My personal view is that there need to be more meaningful games in this affair, not more meaningless ones. Obviously every game matters, but to a casual observer or a non-partisan nutcase hockey fan, even, how important is Game 2 or 3? How exciting is Game 4 when it's not elimination? Game 5?
The playoffs are too long: no question
While there is some merit to the argument that a final series should be longer, there is not much logic to be uttered for the 7-game series over all 14 other playoff series.
The history of the best-of-seven moneymaker throughout the playoffs is even briefer than it is for the final. The league did use best-of-sevens during the original six era, but that amounted to three series. When the league expanded beyond 12 teams, they took a step back and added an extra round with best-of-threes to start. They gradually moved to best-of-fives in the 1980a and finally best-of-sevens – but only in 1986!
If you think about it, is there much reason for a best-of-seven between a first and eight place team after they have battled through 82 games already to prove their worth? Couldn't the first round be settled in a best-of-three? A two-game total goals, maybe? or, for the truly daring, a single game?
Ditto the second round and the conference finals.
Perhaps, if the first round was shortened, the appetite would be such that an escalating number of games would fit: Round 1 (2-game), Round 2 (Best-of-three), Round 3 (Best-of-five) and a longer final. I would go shorter throughout...
I have been asking myself, if there is only one trophy that ultimately matters in hockey, why do we need to go through with 8 months and 100 games worth of play to see who wins?
How about from another angle:
What do the Super Bowl and the World Cup Final have in common?

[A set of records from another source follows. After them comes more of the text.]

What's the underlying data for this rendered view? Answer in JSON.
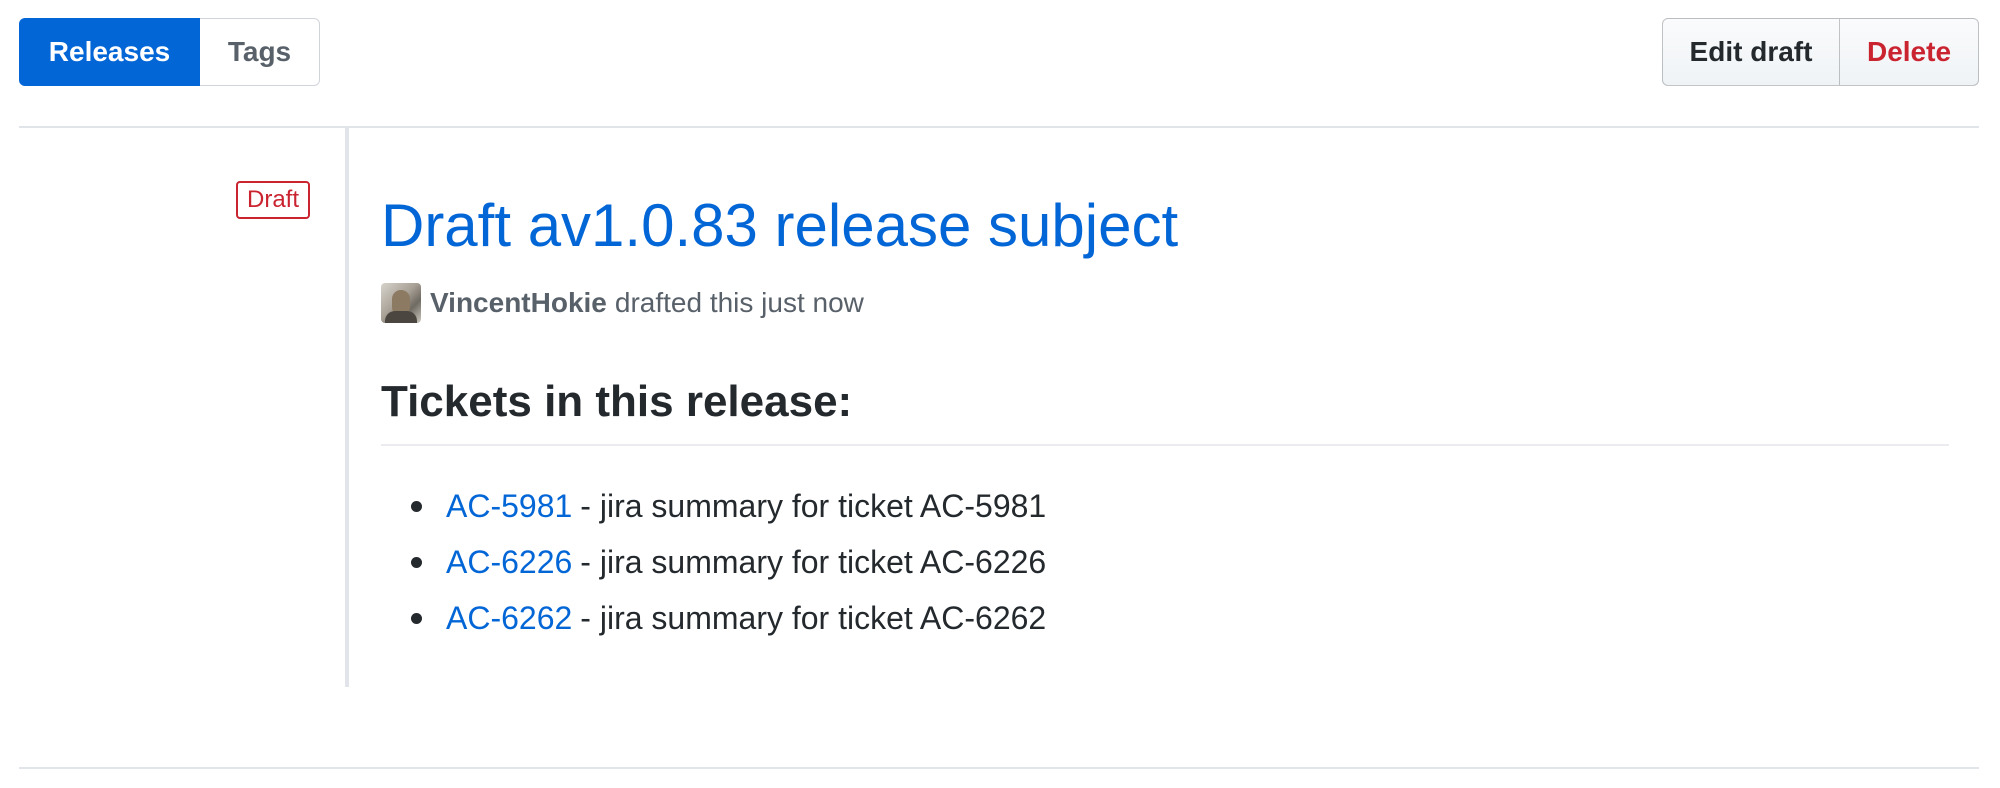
{
  "nav": {
    "tabs": [
      {
        "label": "Releases",
        "selected": true
      },
      {
        "label": "Tags",
        "selected": false
      }
    ]
  },
  "actions": {
    "edit_label": "Edit draft",
    "delete_label": "Delete"
  },
  "release": {
    "status_label": "Draft",
    "title": "Draft av1.0.83 release subject",
    "author": "VincentHokie",
    "action_text": "drafted this just now",
    "section_heading": "Tickets in this release:",
    "tickets": [
      {
        "key": "AC-5981",
        "summary": "- jira summary for ticket AC-5981"
      },
      {
        "key": "AC-6226",
        "summary": "- jira summary for ticket AC-6226"
      },
      {
        "key": "AC-6262",
        "summary": "- jira summary for ticket AC-6262"
      }
    ]
  },
  "colors": {
    "accent": "#0366d6",
    "danger": "#cb2431",
    "text": "#24292e",
    "muted": "#586069",
    "border": "#e1e4e8"
  },
  "icons": {
    "avatar": "user-avatar-photo"
  }
}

Well, they both pretend to be the pinnacle of achievement for footballers the world over (Of course, only in one of the sporting events do players actually use their feet for more than 8 seconds, but that's not the point).

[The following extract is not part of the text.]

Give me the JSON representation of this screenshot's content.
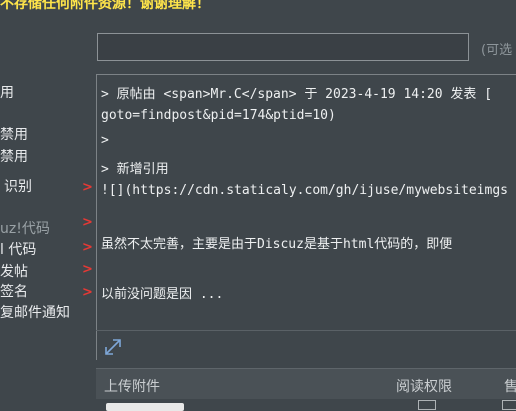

They are also the biggest events in sports. People take notice. People plan their lives to fit these events in. People care. And, not only people from the participating cities or countries, but from across North America and the World, respectively.
I for one would like to watch more games where both teams could walk away with hardware. Right now we have to hope for Game 7s. A few tweaks (or a 1-game match) and the NHL could coax Game 7s right off the bat.
Is it only me? What do you all think?